■ What you should do ■
Please reproduce all entries word for word and omit their pictures.

START Task data

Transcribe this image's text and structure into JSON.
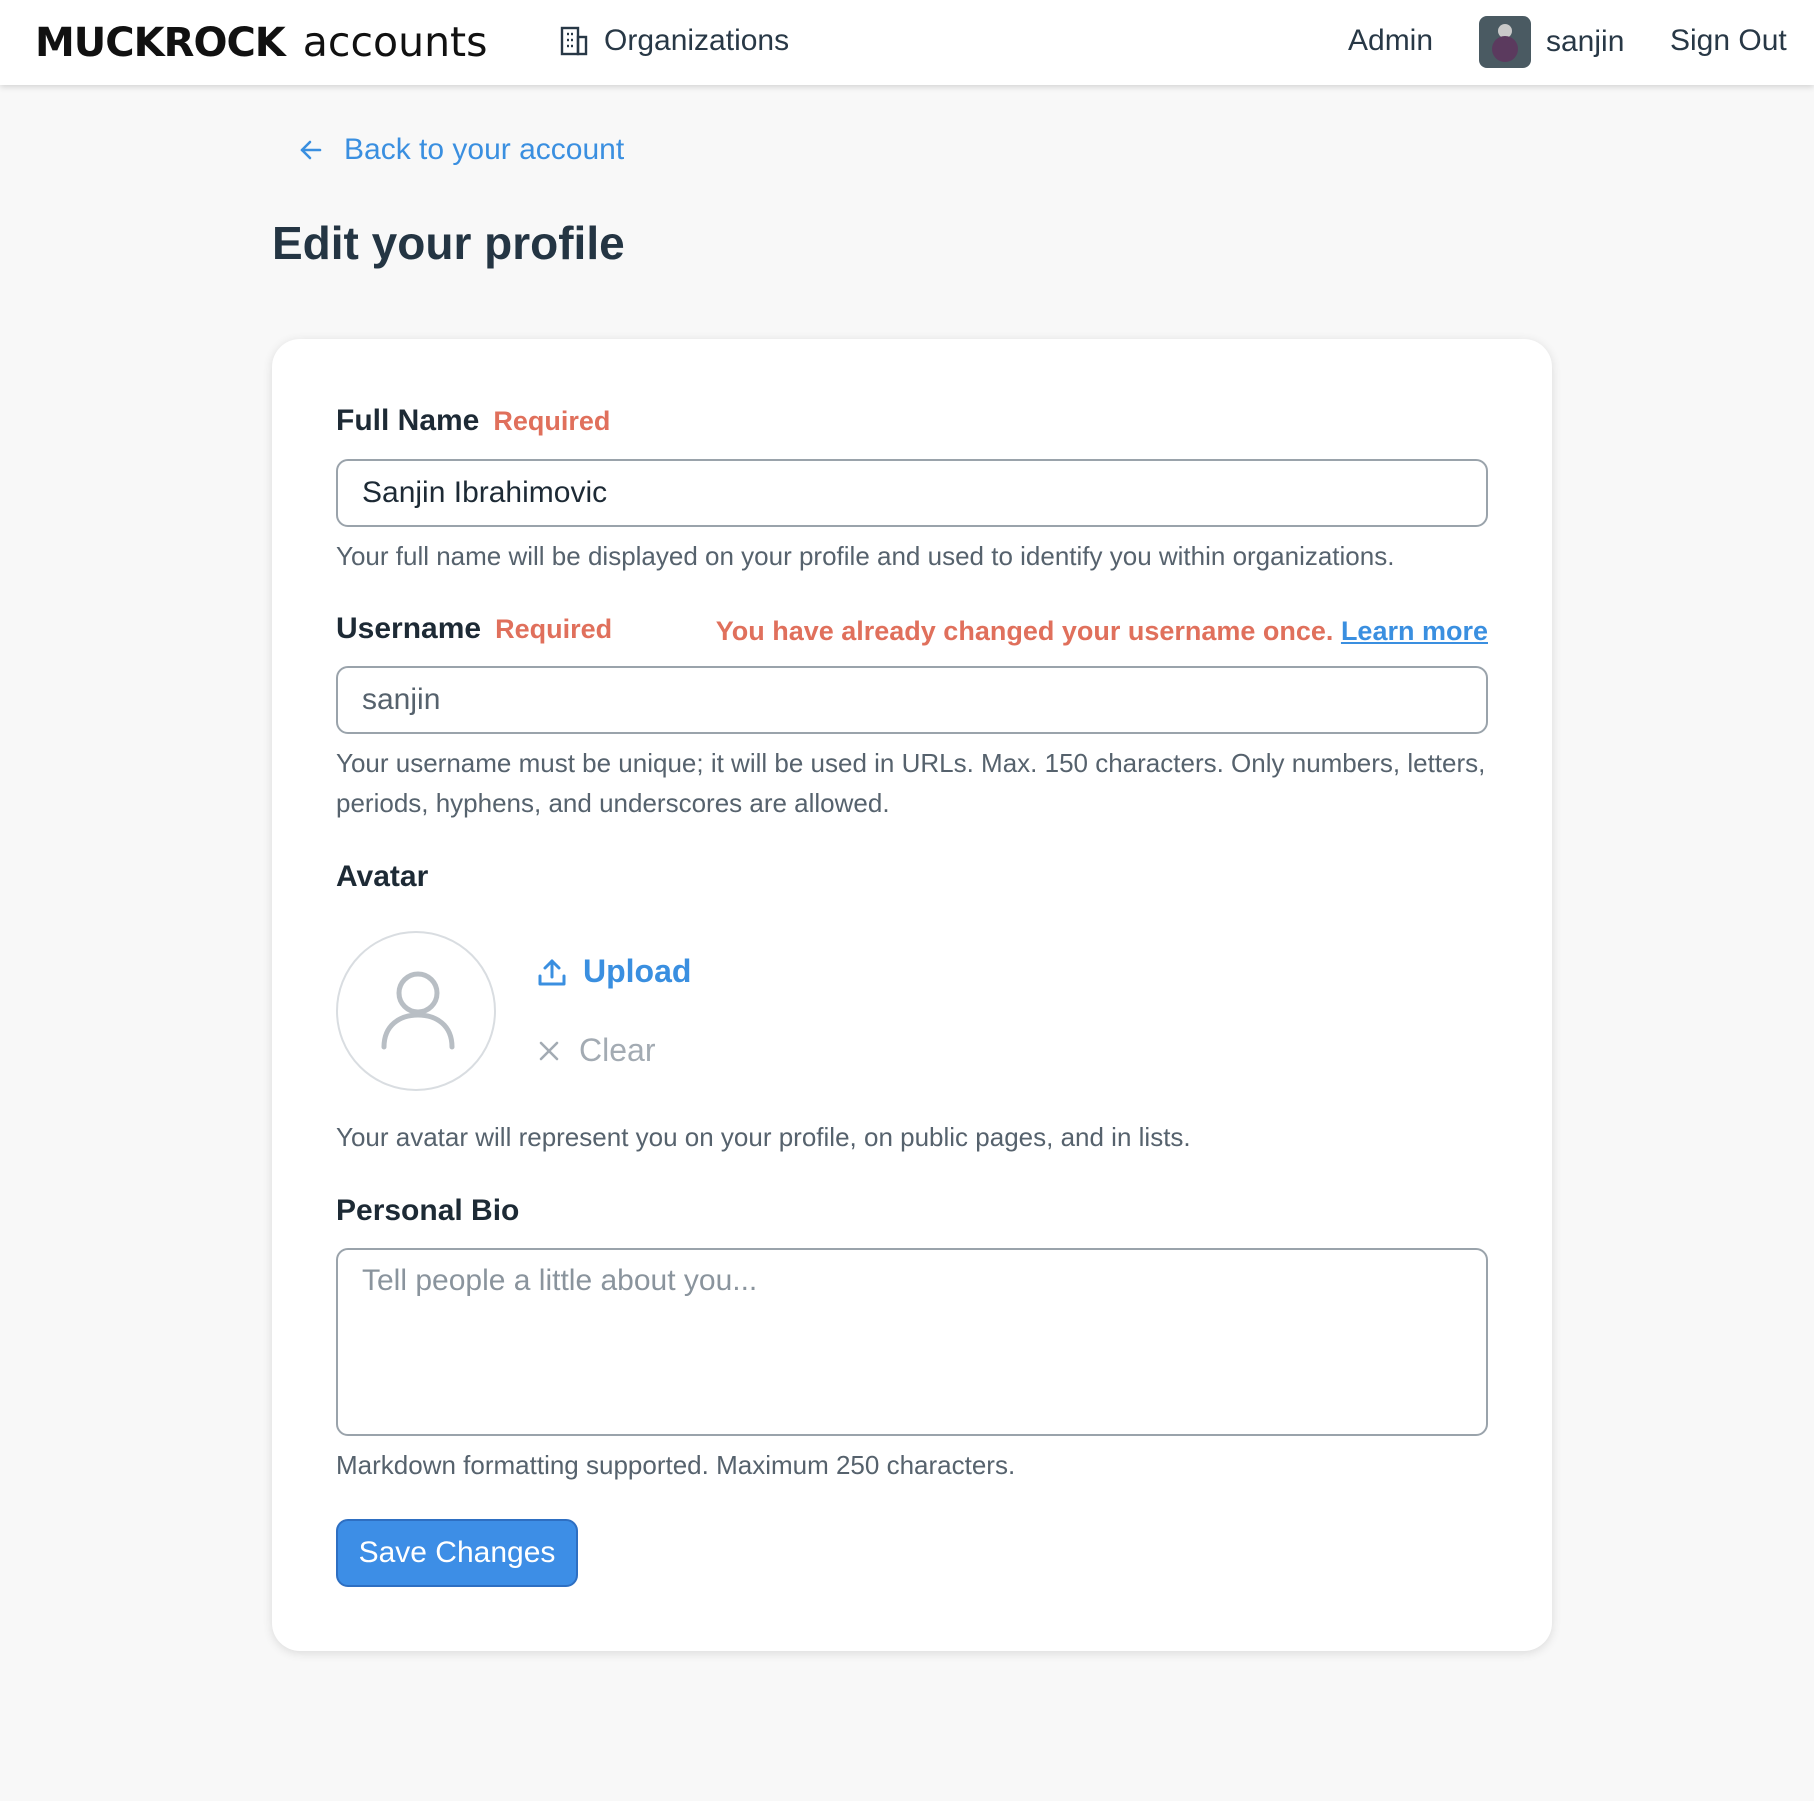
{
  "header": {
    "logo_text": "MUCKROCK",
    "logo_subtext": "accounts",
    "nav_organizations": "Organizations",
    "nav_admin": "Admin",
    "username": "sanjin",
    "sign_out": "Sign Out"
  },
  "back_link": "Back to your account",
  "page_title": "Edit your profile",
  "form": {
    "full_name": {
      "label": "Full Name",
      "required": "Required",
      "value": "Sanjin Ibrahimovic",
      "help": "Your full name will be displayed on your profile and used to identify you within organizations."
    },
    "username": {
      "label": "Username",
      "required": "Required",
      "warning": "You have already changed your username once.",
      "learn_more": "Learn more",
      "value": "sanjin",
      "help": "Your username must be unique; it will be used in URLs. Max. 150 characters. Only numbers, letters, periods, hyphens, and underscores are allowed."
    },
    "avatar": {
      "label": "Avatar",
      "upload": "Upload",
      "clear": "Clear",
      "help": "Your avatar will represent you on your profile, on public pages, and in lists."
    },
    "bio": {
      "label": "Personal Bio",
      "placeholder": "Tell people a little about you...",
      "value": "",
      "help": "Markdown formatting supported. Maximum 250 characters."
    },
    "save": "Save Changes"
  },
  "colors": {
    "accent": "#3a8fe0",
    "required": "#e0705c",
    "button": "#3d8ee6"
  },
  "icons": [
    "building-icon",
    "arrow-left-icon",
    "user-icon",
    "upload-icon",
    "x-icon"
  ]
}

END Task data

■ Answer box ■
Transcribe this image's text and structure into JSON.
{
  "header": {
    "logo_text": "MUCKROCK",
    "logo_subtext": "accounts",
    "nav_organizations": "Organizations",
    "nav_admin": "Admin",
    "username": "sanjin",
    "sign_out": "Sign Out"
  },
  "back_link": "Back to your account",
  "page_title": "Edit your profile",
  "form": {
    "full_name": {
      "label": "Full Name",
      "required": "Required",
      "value": "Sanjin Ibrahimovic",
      "help": "Your full name will be displayed on your profile and used to identify you within organizations."
    },
    "username": {
      "label": "Username",
      "required": "Required",
      "warning": "You have already changed your username once.",
      "learn_more": "Learn more",
      "value": "sanjin",
      "help": "Your username must be unique; it will be used in URLs. Max. 150 characters. Only numbers, letters, periods, hyphens, and underscores are allowed."
    },
    "avatar": {
      "label": "Avatar",
      "upload": "Upload",
      "clear": "Clear",
      "help": "Your avatar will represent you on your profile, on public pages, and in lists."
    },
    "bio": {
      "label": "Personal Bio",
      "placeholder": "Tell people a little about you...",
      "value": "",
      "help": "Markdown formatting supported. Maximum 250 characters."
    },
    "save": "Save Changes"
  },
  "colors": {
    "accent": "#3a8fe0",
    "required": "#e0705c",
    "button": "#3d8ee6"
  },
  "icons": [
    "building-icon",
    "arrow-left-icon",
    "user-icon",
    "upload-icon",
    "x-icon"
  ]
}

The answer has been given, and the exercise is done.